Even in Slovakia, there is a struggle between telecommunication companies and the state. They don’t really like state or municipal investments, they claim they create competition. If this is the case, then the private sector should guarantee coverage of “X” percentage of an area by the year “Y”. If not, then the state must intervene because there are areas that will never be commercially attractive.
Cohesion policy is not one of the priorities during the Slovak Presidency, but it is an important topic. What can we do in this field?
I don’t want the debate on the Cohesion Policy to slip into a polemic between net payers and net beneficiaries. We are all members, we all make budget contributions. It was the Union itself that decided to show solidarity with the less-developed regions. Slovakia could become a net payer, but this does not mean changing our attitude. There is no need to discuss whether the Cohesion Policy is an added value for Europe, the results are self-explanatory. We need to discuss its future beyond 2020 and its current situation.
And what is the current situation?
We have a complicated bureaucratic system including an unpredictable multilevel system of controls focused on processes and papers, not on results. It needs simplifying.
This simplification should be applied during this programming period without radically altering the entire system. That includes expense reporting or controlling on outcomes rather than the process itself, especially if we trust the beneficiaries. These are often municipalities.
We are expecting a lot from the high level group of the European Commission. We also have some practical remarks issued by the Committee of the Regions. I believe that under the Slovak Presidency we will be able settle on clear conclusions. These could serve as the basis for the Cohesion Policy after 2020.
Should the extent of the programming be considered, too, as suggested by the Committee of Regions? For example, if the goal is increasing employment, should recipients of funds be given a free hand in deciding how to respond to local circumstances?

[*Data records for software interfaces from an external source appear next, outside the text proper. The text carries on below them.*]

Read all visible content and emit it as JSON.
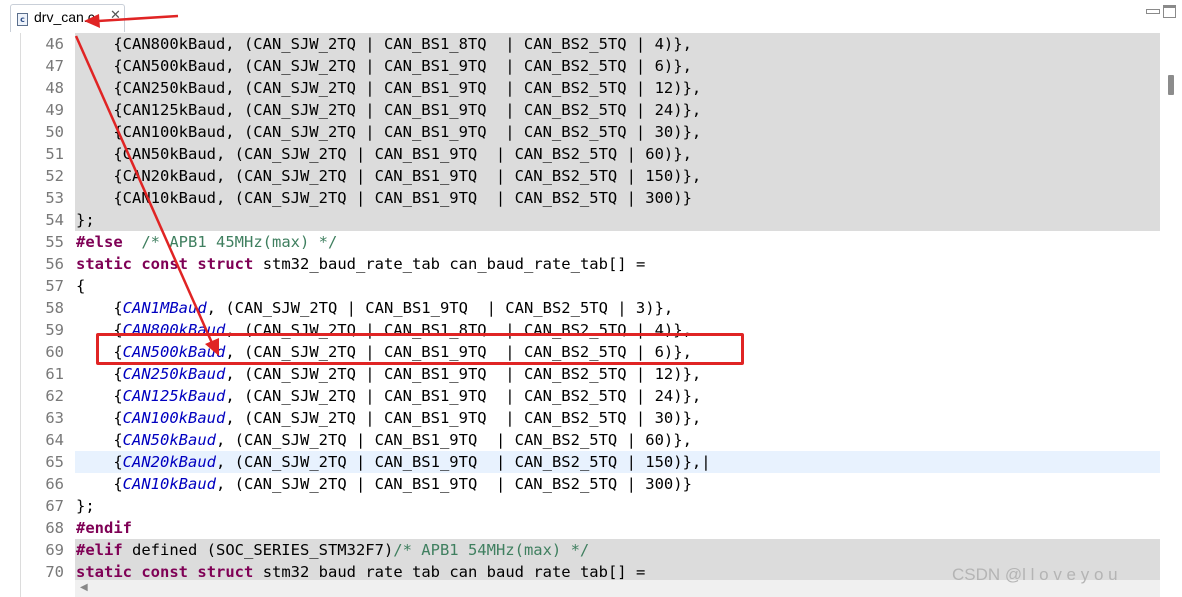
{
  "tab": {
    "icon": "c",
    "label": "drv_can.c",
    "close": "✕"
  },
  "window_controls": [
    "minimize-icon",
    "maximize-icon"
  ],
  "colors": {
    "shaded_line": "#dcdcdc",
    "current_line": "#e8f2fe",
    "highlight_box": "#e02424",
    "arrow": "#e02424"
  },
  "lines": [
    {
      "num": "46",
      "bg": "shade",
      "tokens": [
        {
          "t": "    {CAN800kBaud, (CAN_SJW_2TQ | CAN_BS1_8TQ  | CAN_BS2_5TQ | 4)},"
        }
      ]
    },
    {
      "num": "47",
      "bg": "shade",
      "tokens": [
        {
          "t": "    {CAN500kBaud, (CAN_SJW_2TQ | CAN_BS1_9TQ  | CAN_BS2_5TQ | 6)},"
        }
      ]
    },
    {
      "num": "48",
      "bg": "shade",
      "tokens": [
        {
          "t": "    {CAN250kBaud, (CAN_SJW_2TQ | CAN_BS1_9TQ  | CAN_BS2_5TQ | 12)},"
        }
      ]
    },
    {
      "num": "49",
      "bg": "shade",
      "tokens": [
        {
          "t": "    {CAN125kBaud, (CAN_SJW_2TQ | CAN_BS1_9TQ  | CAN_BS2_5TQ | 24)},"
        }
      ]
    },
    {
      "num": "50",
      "bg": "shade",
      "tokens": [
        {
          "t": "    {CAN100kBaud, (CAN_SJW_2TQ | CAN_BS1_9TQ  | CAN_BS2_5TQ | 30)},"
        }
      ]
    },
    {
      "num": "51",
      "bg": "shade",
      "tokens": [
        {
          "t": "    {CAN50kBaud, (CAN_SJW_2TQ | CAN_BS1_9TQ  | CAN_BS2_5TQ | 60)},"
        }
      ]
    },
    {
      "num": "52",
      "bg": "shade",
      "tokens": [
        {
          "t": "    {CAN20kBaud, (CAN_SJW_2TQ | CAN_BS1_9TQ  | CAN_BS2_5TQ | 150)},"
        }
      ]
    },
    {
      "num": "53",
      "bg": "shade",
      "tokens": [
        {
          "t": "    {CAN10kBaud, (CAN_SJW_2TQ | CAN_BS1_9TQ  | CAN_BS2_5TQ | 300)}"
        }
      ]
    },
    {
      "num": "54",
      "bg": "shade",
      "tokens": [
        {
          "t": "};"
        }
      ]
    },
    {
      "num": "55",
      "bg": "",
      "tokens": [
        {
          "t": "#else",
          "c": "kw"
        },
        {
          "t": "  "
        },
        {
          "t": "/* APB1 45MHz(max) */",
          "c": "cm"
        }
      ]
    },
    {
      "num": "56",
      "bg": "",
      "tokens": [
        {
          "t": "static",
          "c": "kw"
        },
        {
          "t": " "
        },
        {
          "t": "const",
          "c": "kw"
        },
        {
          "t": " "
        },
        {
          "t": "struct",
          "c": "kw"
        },
        {
          "t": " stm32_baud_rate_tab can_baud_rate_tab[] ="
        }
      ]
    },
    {
      "num": "57",
      "bg": "",
      "tokens": [
        {
          "t": "{"
        }
      ]
    },
    {
      "num": "58",
      "bg": "",
      "tokens": [
        {
          "t": "    {"
        },
        {
          "t": "CAN1MBaud",
          "c": "it"
        },
        {
          "t": ", (CAN_SJW_2TQ | CAN_BS1_9TQ  | CAN_BS2_5TQ | 3)},"
        }
      ]
    },
    {
      "num": "59",
      "bg": "",
      "tokens": [
        {
          "t": "    {"
        },
        {
          "t": "CAN800kBaud",
          "c": "it"
        },
        {
          "t": ", (CAN_SJW_2TQ | CAN_BS1_8TQ  | CAN_BS2_5TQ | 4)},"
        }
      ]
    },
    {
      "num": "60",
      "bg": "",
      "tokens": [
        {
          "t": "    {"
        },
        {
          "t": "CAN500kBaud",
          "c": "it"
        },
        {
          "t": ", (CAN_SJW_2TQ | CAN_BS1_9TQ  | CAN_BS2_5TQ | 6)},"
        }
      ]
    },
    {
      "num": "61",
      "bg": "",
      "tokens": [
        {
          "t": "    {"
        },
        {
          "t": "CAN250kBaud",
          "c": "it"
        },
        {
          "t": ", (CAN_SJW_2TQ | CAN_BS1_9TQ  | CAN_BS2_5TQ | 12)},"
        }
      ]
    },
    {
      "num": "62",
      "bg": "",
      "tokens": [
        {
          "t": "    {"
        },
        {
          "t": "CAN125kBaud",
          "c": "it"
        },
        {
          "t": ", (CAN_SJW_2TQ | CAN_BS1_9TQ  | CAN_BS2_5TQ | 24)},"
        }
      ]
    },
    {
      "num": "63",
      "bg": "",
      "tokens": [
        {
          "t": "    {"
        },
        {
          "t": "CAN100kBaud",
          "c": "it"
        },
        {
          "t": ", (CAN_SJW_2TQ | CAN_BS1_9TQ  | CAN_BS2_5TQ | 30)},"
        }
      ]
    },
    {
      "num": "64",
      "bg": "",
      "tokens": [
        {
          "t": "    {"
        },
        {
          "t": "CAN50kBaud",
          "c": "it"
        },
        {
          "t": ", (CAN_SJW_2TQ | CAN_BS1_9TQ  | CAN_BS2_5TQ | 60)},"
        }
      ]
    },
    {
      "num": "65",
      "bg": "current",
      "tokens": [
        {
          "t": "    {"
        },
        {
          "t": "CAN20kBaud",
          "c": "it"
        },
        {
          "t": ", (CAN_SJW_2TQ | CAN_BS1_9TQ  | CAN_BS2_5TQ | 150)},|"
        }
      ]
    },
    {
      "num": "66",
      "bg": "",
      "tokens": [
        {
          "t": "    {"
        },
        {
          "t": "CAN10kBaud",
          "c": "it"
        },
        {
          "t": ", (CAN_SJW_2TQ | CAN_BS1_9TQ  | CAN_BS2_5TQ | 300)}"
        }
      ]
    },
    {
      "num": "67",
      "bg": "",
      "tokens": [
        {
          "t": "};"
        }
      ]
    },
    {
      "num": "68",
      "bg": "",
      "tokens": [
        {
          "t": "#endif",
          "c": "kw"
        }
      ]
    },
    {
      "num": "69",
      "bg": "shade",
      "tokens": [
        {
          "t": "#elif",
          "c": "kw"
        },
        {
          "t": " defined (SOC_SERIES_STM32F7)"
        },
        {
          "t": "/* APB1 54MHz(max) */",
          "c": "cm"
        }
      ]
    },
    {
      "num": "70",
      "bg": "shade",
      "tokens": [
        {
          "t": "static",
          "c": "kw"
        },
        {
          "t": " "
        },
        {
          "t": "const",
          "c": "kw"
        },
        {
          "t": " "
        },
        {
          "t": "struct",
          "c": "kw"
        },
        {
          "t": " stm32_baud_rate_tab can_baud_rate_tab[] ="
        }
      ]
    }
  ],
  "watermark": "CSDN @l l o v e y o u"
}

Flexibility is certainly legitimate, yes, because every region is unique. I also think we should not have strictly enforced instruments to achieve the various priorities and we should trust the locals. There is no need to steer everything from the top, we need a balance.
What is your view of the debate over whether the new financial instrument, the so-called Juncker Plan comes at the expense of traditional structural and investment funds?
The development of infrastructure of national significance has an added value for all Europeans. We need to keep the balance between the interests of the state and of the local governments. Nobody is right by definition.